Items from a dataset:

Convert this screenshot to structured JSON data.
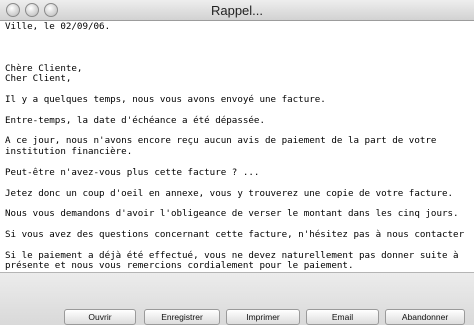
{
  "window": {
    "title": "Rappel..."
  },
  "letter": {
    "text": "Ville, le 02/09/06.\n\n\n\nChère Cliente,\nCher Client,\n\nIl y a quelques temps, nous vous avons envoyé une facture.\n\nEntre-temps, la date d'échéance a été dépassée.\n\nA ce jour, nous n'avons encore reçu aucun avis de paiement de la part de votre\ninstitution financière.\n\nPeut-être n'avez-vous plus cette facture ? ...\n\nJetez donc un coup d'oeil en annexe, vous y trouverez une copie de votre facture.\n\nNous vous demandons d'avoir l'obligeance de verser le montant dans les cinq jours.\n\nSi vous avez des questions concernant cette facture, n'hésitez pas à nous contacter\n\nSi le paiement a déjà été effectué, vous ne devez naturellement pas donner suite à\nprésente et nous vous remercions cordialement pour le paiement.\n\n\nVeuillez agréer, Chère Cliente, Cher Client, l'expression de nos salutations distin"
  },
  "buttons": {
    "open": "Ouvrir",
    "save": "Enregistrer",
    "print": "Imprimer",
    "email": "Email",
    "abandon": "Abandonner"
  }
}
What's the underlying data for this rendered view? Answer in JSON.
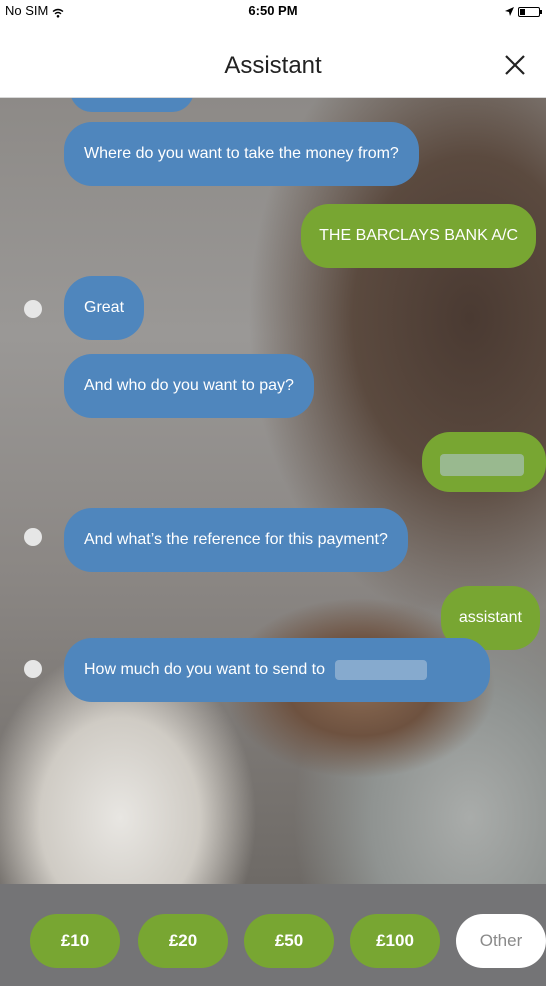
{
  "status_bar": {
    "carrier": "No SIM",
    "time": "6:50 PM"
  },
  "header": {
    "title": "Assistant"
  },
  "messages": [
    {
      "from": "assistant",
      "text": "Where do you want to take the money from?"
    },
    {
      "from": "user",
      "text": "THE BARCLAYS BANK A/C"
    },
    {
      "from": "assistant",
      "text": "Great"
    },
    {
      "from": "assistant",
      "text": "And who do you want to pay?"
    },
    {
      "from": "user",
      "text": ""
    },
    {
      "from": "assistant",
      "text": "And what’s the reference for this payment?"
    },
    {
      "from": "user",
      "text": "assistant"
    },
    {
      "from": "assistant",
      "text": "How much do you want to send to"
    }
  ],
  "quick_replies": [
    "£10",
    "£20",
    "£50",
    "£100",
    "Other"
  ],
  "colors": {
    "assistant_bubble": "#4f86bd",
    "user_bubble": "#78a632",
    "other_button": "#ffffff"
  }
}
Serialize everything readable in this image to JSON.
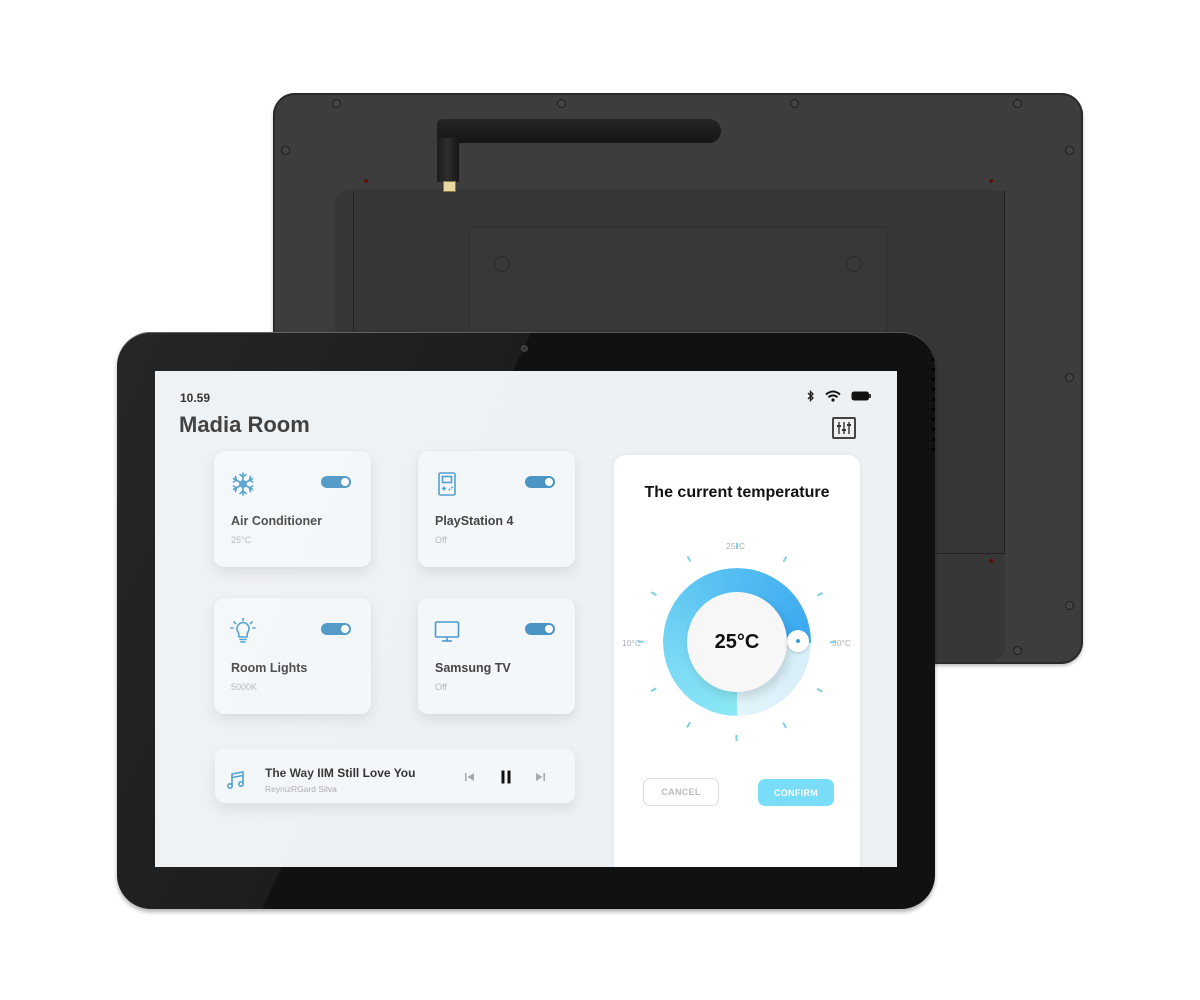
{
  "status_bar": {
    "time": "10.59",
    "icons": [
      "bluetooth-icon",
      "wifi-icon",
      "battery-icon"
    ]
  },
  "header": {
    "room_title": "Madia Room",
    "settings_icon": "equalizer-sliders-icon"
  },
  "devices": [
    {
      "name": "Air Conditioner",
      "status": "25°C",
      "icon": "snowflake-icon",
      "on": true
    },
    {
      "name": "PlayStation 4",
      "status": "Off",
      "icon": "gameboy-icon",
      "on": true
    },
    {
      "name": "Room Lights",
      "status": "5000K",
      "icon": "lightbulb-icon",
      "on": true
    },
    {
      "name": "Samsung TV",
      "status": "Off",
      "icon": "monitor-icon",
      "on": true
    }
  ],
  "player": {
    "song": "The Way IIM Still Love You",
    "artist": "ReynizRGard Silva",
    "state": "playing"
  },
  "thermostat": {
    "title": "The current temperature",
    "current": "25°C",
    "scale_labels": {
      "top": "25°C",
      "left": "10°C",
      "right": "30°C"
    },
    "cancel_label": "CANCEL",
    "confirm_label": "CONFIRM"
  },
  "colors": {
    "accent": "#4a95c4",
    "dial_start": "#8be8f5",
    "dial_end": "#3aa7f0",
    "confirm": "#79ddf7"
  }
}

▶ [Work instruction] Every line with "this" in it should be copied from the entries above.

▶ [Task result]
Convert this screenshot to structured JSON data.
What's the underlying data for this rendered view? Answer in JSON.
      "text": "And what’s the reference for this payment?"
Serialize everything readable in this image to JSON.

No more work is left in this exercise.